DOL Guidance for Retirement Plan Cybersecurity
Earlier this year, the DOL’s Employee Benefits Security Administration issued cybersecurity guidance for retirement plan sponsors, fiduciaries, recordkeepers, and participants. It lays out the obligations of “responsible plan fiduciaries” to mitigate cybersecurity risks to retirement plan assets and participant data. Regarding best practices, the DOL guidance for retirement plan cybersecurity recommends a three-pronged approach:
Tips for hiring a retirement plan service provider
Retirement plan cybersecurity best practices
Online security tips for plan fiduciaries and participants
The DOL’s 3-Pronged Cybersecurity Plan
Given today’s heightened cybersecurity risks, adopting a security-first mindset is essential for advisors in the retirement plan space. By educating your clients about the DOL’s cybersecurity expectations, you’ll build relationships with retirement plan sponsors and increase the value you provide them.
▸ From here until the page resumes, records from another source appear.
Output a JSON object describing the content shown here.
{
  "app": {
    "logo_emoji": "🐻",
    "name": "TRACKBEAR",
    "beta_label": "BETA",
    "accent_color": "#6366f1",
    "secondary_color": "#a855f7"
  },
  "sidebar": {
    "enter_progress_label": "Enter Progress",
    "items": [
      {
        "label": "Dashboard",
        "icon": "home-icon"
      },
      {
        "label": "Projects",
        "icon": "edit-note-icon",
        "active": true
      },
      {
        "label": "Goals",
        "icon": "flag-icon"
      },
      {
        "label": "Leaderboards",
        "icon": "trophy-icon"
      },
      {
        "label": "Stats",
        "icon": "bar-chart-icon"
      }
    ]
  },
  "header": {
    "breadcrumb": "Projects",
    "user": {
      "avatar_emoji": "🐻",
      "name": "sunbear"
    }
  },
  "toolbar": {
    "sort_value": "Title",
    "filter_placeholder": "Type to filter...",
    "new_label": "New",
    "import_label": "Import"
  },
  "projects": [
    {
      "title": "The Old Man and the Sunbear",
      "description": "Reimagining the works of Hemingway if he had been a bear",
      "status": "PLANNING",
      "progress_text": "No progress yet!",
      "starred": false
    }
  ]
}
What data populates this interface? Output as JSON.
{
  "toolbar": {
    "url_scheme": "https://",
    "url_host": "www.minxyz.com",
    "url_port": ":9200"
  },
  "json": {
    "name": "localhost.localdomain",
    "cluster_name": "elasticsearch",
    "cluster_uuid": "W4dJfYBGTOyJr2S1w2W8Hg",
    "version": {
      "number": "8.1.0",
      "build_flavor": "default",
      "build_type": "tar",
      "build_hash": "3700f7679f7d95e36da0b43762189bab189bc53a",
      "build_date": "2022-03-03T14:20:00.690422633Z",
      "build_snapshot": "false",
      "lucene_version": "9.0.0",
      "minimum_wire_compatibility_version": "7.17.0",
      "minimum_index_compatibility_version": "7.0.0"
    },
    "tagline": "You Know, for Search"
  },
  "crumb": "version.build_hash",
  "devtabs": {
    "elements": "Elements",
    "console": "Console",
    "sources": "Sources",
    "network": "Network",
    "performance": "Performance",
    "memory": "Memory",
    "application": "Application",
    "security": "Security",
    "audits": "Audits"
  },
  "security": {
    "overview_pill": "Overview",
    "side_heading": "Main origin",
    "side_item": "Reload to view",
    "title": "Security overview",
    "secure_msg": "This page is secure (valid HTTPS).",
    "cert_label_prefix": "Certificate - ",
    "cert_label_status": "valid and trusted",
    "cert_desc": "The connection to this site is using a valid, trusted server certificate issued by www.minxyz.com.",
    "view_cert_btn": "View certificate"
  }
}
How can you help protect the assets and participant data of your retirement plan clients? Let’s review the specifics of the DOL guidance for retirement plan cybersecurity.
1) Tips for hiring a retirement plan service provider. Many (if not most) plan sponsors rely on third-party service providers for assistance with plan administration and recordkeeping. You can help clients make the right decision for their plans by ensuring that they focus on the following best practices when vetting third-party vendors:
Ask about the service provider’s information security standards, practices, policies, and audit results. Your plan sponsor clients should compare this data with industry standards.
Learn how the service provider validates its practices and which levels of security standards it has met and implemented. Here, the focus should be on contract provisions that give the client the right to review audit results, demonstrating compliance with the standard.
Evaluate the service provider’s industry track record. Red flags might include information security incidents, litigation, or legal proceedings related to the vendor’s services.
Discuss whether the service provider has experienced past security breaches. If so, what happened? How did the service provider respond?
Find out whether the service provider has any insurance policies. Would such policies cover losses caused by cybersecurity and identity theft breaches?
Ensure that the service provider contract requires ongoing compliance with cybersecurity and information security standards. Some contract provisions may limit the service provider’s responsibility for information security breaches, while other terms enhance cybersecurity protection for the plan and its participants, including:
Information security reporting
Provisions on the use and sharing of information and confidentiality
Notification of cybersecurity breaches
Compliance with records retention and destruction, privacy, and information security laws
2) Retirement plan cybersecurity best practices. Developing a policy based on best practices will enable plan fiduciaries to act prudently and mitigate cybersecurity risk. Be sure to educate your plan sponsor clients on the following pillars of a good policy:
Create a formal, well-documented cybersecurity program to identify and assess internal and external cybersecurity risks that threaten the confidentiality, integrity, or availability of stored, nonpublic information. The program should:
Provide necessary protection
Identify cybersecurity events and respond to them
Work to restore operations and services
Establish strong security policies, guidelines, and standards.
Conduct annual risk assessments, as well as periodic cybersecurity awareness training.
Perform an annual third-party audit of security controls.
Define and assign information security roles and responsibilities.
Develop strong data access control procedures.
Ensure that any assets or data stored in a cloud or managed by a third-party service provider are subject to appropriate security reviews and independent security assessments.
Implement and manage a secure systems development life cycle (SDLC) program (i.e., a formal way of ensuring that adequate security controls are implemented).
Have an effective business resiliency program that addresses business continuity, disaster recovery, and incident response.
Ensure that sensitive data is encrypted while stored and in transit.
Implement strong technical security solutions and security best practices (e.g., regularly update antivirus software and back up data).
Appropriately respond to past cybersecurity incidents.
3) Online security tips for plan fiduciaries and participants. Although the following tips might be familiar, keeping them top of mind will help your clients and their plan participants reduce the risk of fraud and loss to their retirement accounts:
Register, set up, and routinely monitor any online retirement account.
Create strong and unique passwords.
Use multifactor authentication.
Keep personal contact information current.
Close or delete unused accounts.
Be wary of free Wi-Fi.
Be in the know regarding signs of phishing attacks.
Use antivirus software and keep apps and software current.
Cybersecurity Awareness Mindset
According to the DOL guidance for retirement plan cybersecurity, the policies described above are designed to help protect an estimated $9.3 trillion in plan assets. This vast sum highlights the cyberthreats faced by your plan sponsor clients and their plan participants. If you’re an advisor who supports or acts as a plan fiduciary, you have an obligation to do your part in educating your clients regarding cybersecurity. It’s also a good business practice—and an excellent way to build relationships with retirement plan sponsors.
For more information on cybersecurity, read our recent post on the importance of cyber liability insurance. We also recommend visiting the Cybersecurity Awareness Month website.
This material is for educational purposes only and is not intended to provide specific advice.